woman plied the child-vagina with alcohol, and then they had sex. Both by
statute and feminist definition, this is rape. Nevertheless, the Coochi Snorcher
declared, "... if it was rape, it was a good rape." In the wake of outraged
protest, the reference to "good rape" was prudently deleted from 2002 performances
and the girl became 16.
But the sex scene stayed and the surrounding language still makes clear the
"goodness" of the lesbian statutory rape. The girl-vagina concludes that
now she will "never need to rely on a man."
"The Vagina Monologues" promotes lesbianism, pedophilia, and the view that
men are violent -- women are victims. If the play did so honestly and at
its own expense, then the worst that could be said is "boycott the trash."
But shouting "vagina" -- the word occurs more than 100 times -- is hyped
as true liberation and a way to end violence against women. Thus, those who
criticize the play are anti-liberation and for violence. Moreover, the play
is widely sponsored or hosted by university campuses that use tax and tuition
dollars. Many of these same campuses have suppressed conservative views.
In past years, there have been isolated protests from male and conservative
students, who were largely ignored or punished. For example, Robert Swope
wrote a piece
protesting the use of tuition dollars to finance a production at Georgetown;
immediately afterward, Swope was fired from the student newspaper.
This year, however, the protests are widespread. They push well beyond complaining
about the tax dollars or tuition money spent to promote a politics and morality
that many taxpayers find revolting. The objections include:
The vicious anti-male bias of "The Vagina Monologues." One vagina offers
the depiction of a young boy: "Edgar Montane, who is 10, gets angry at me
and punches me with all his might between my legs. It feels like he breaks

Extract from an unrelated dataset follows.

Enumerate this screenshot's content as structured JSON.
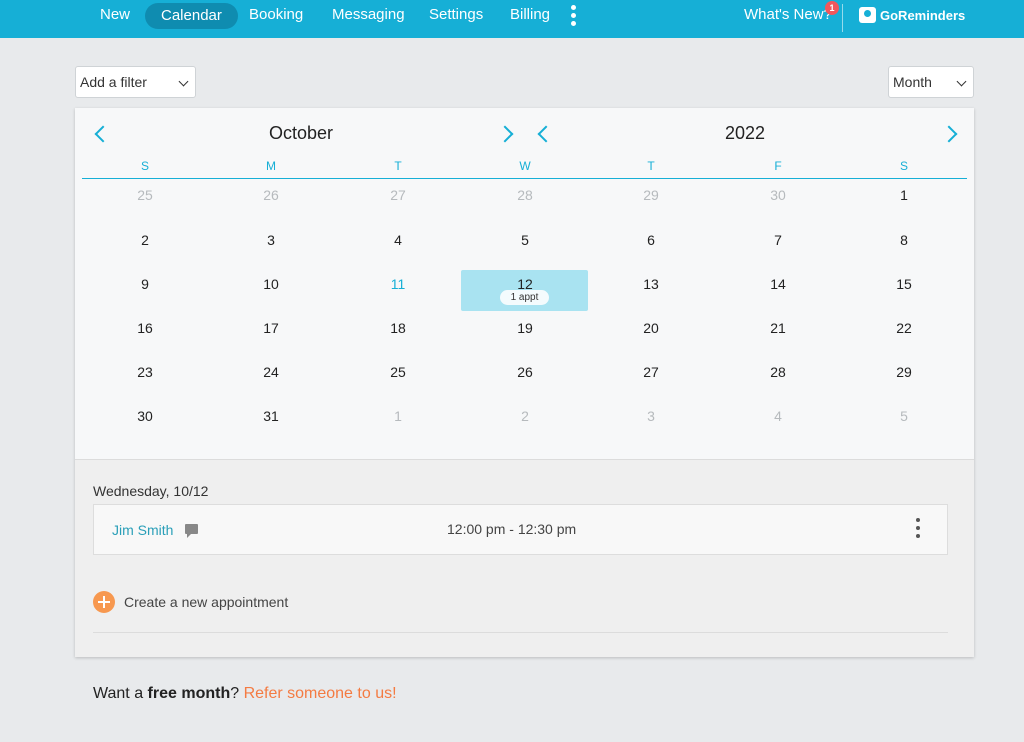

my entire self. I limp home. I can't pee."
The play unremittingly portrays men as rapists, predators, and aggressors.
In between, skewed feminist statistics are offered to support this anti-male
The inappropriateness of some of the venues. The play will be performed at
Amherst-Pelham Regional High School in Massachusetts. On his Jan. 14 show,
Fox News Channel's Bill O'Reilly discussed the impropriety of using tax money
to feed graphic and ideological sex to children.
The double standard by which administrations support the clearly ideological
and, yet, routinely suppress other viewpoints. O'Reilly also pointed out,
"The same school district [Amherst] rejected a production of West Side Story
[in 1999] because it allegedly promoted racial stereotypes."
Speech codes are rampant on college campuses. And, since "women" are a group
protected against "offense," the codes tend to restrict the speech of men,
The activities funded by profits from the play. Eve Ensler waives profits
from Valentine's Day performances if the proceeds go agencies that aid women.
Thus, a small New Hampshire theater is now in the midst of an abortion debate
because its proceeds are earmarked for the Portsmouth Feminist Health Center,
which offers first-trimester abortions.
The foregoing conflicts are reason for optimism. In the '90s, Ensler's original
play complete with the "good rape" had the world applauding. It won the prestigious
Obie award. Famous actresses clamored to be included in the cast. The New York Times called Ensler "the Messiah heralding the second wave of feminism."
The current backlash is part of a "tipping point" in our culture. The tipping
point is similar to the super-saturation of a liquid, to the high school
science experiment in which sugar is added bit-by-bit to warmed water until,
suddenly, the water hits its saturation point and the sugar precipitates,
like snow, to the bottom.
Our culture has been saturated by political correctness. Indeed, some universities,
like Loyola, are refusing to sponsor the "The Vagina Monologues" this year.
We are ready for political correctness to fall out of the social equation.
It is time to tip from "correctness" of expression to freedom of speech,
which everyone exercises at his or her own expense.
Wendy McElroy is the editor of ifeminists.com
and a research fellow for The Independent Institute in Oakland, Calif. Her
new book is Liberty for Women: Freedom and Feminism in the 21st Century.
Reprinted with permission of ifeminists.com.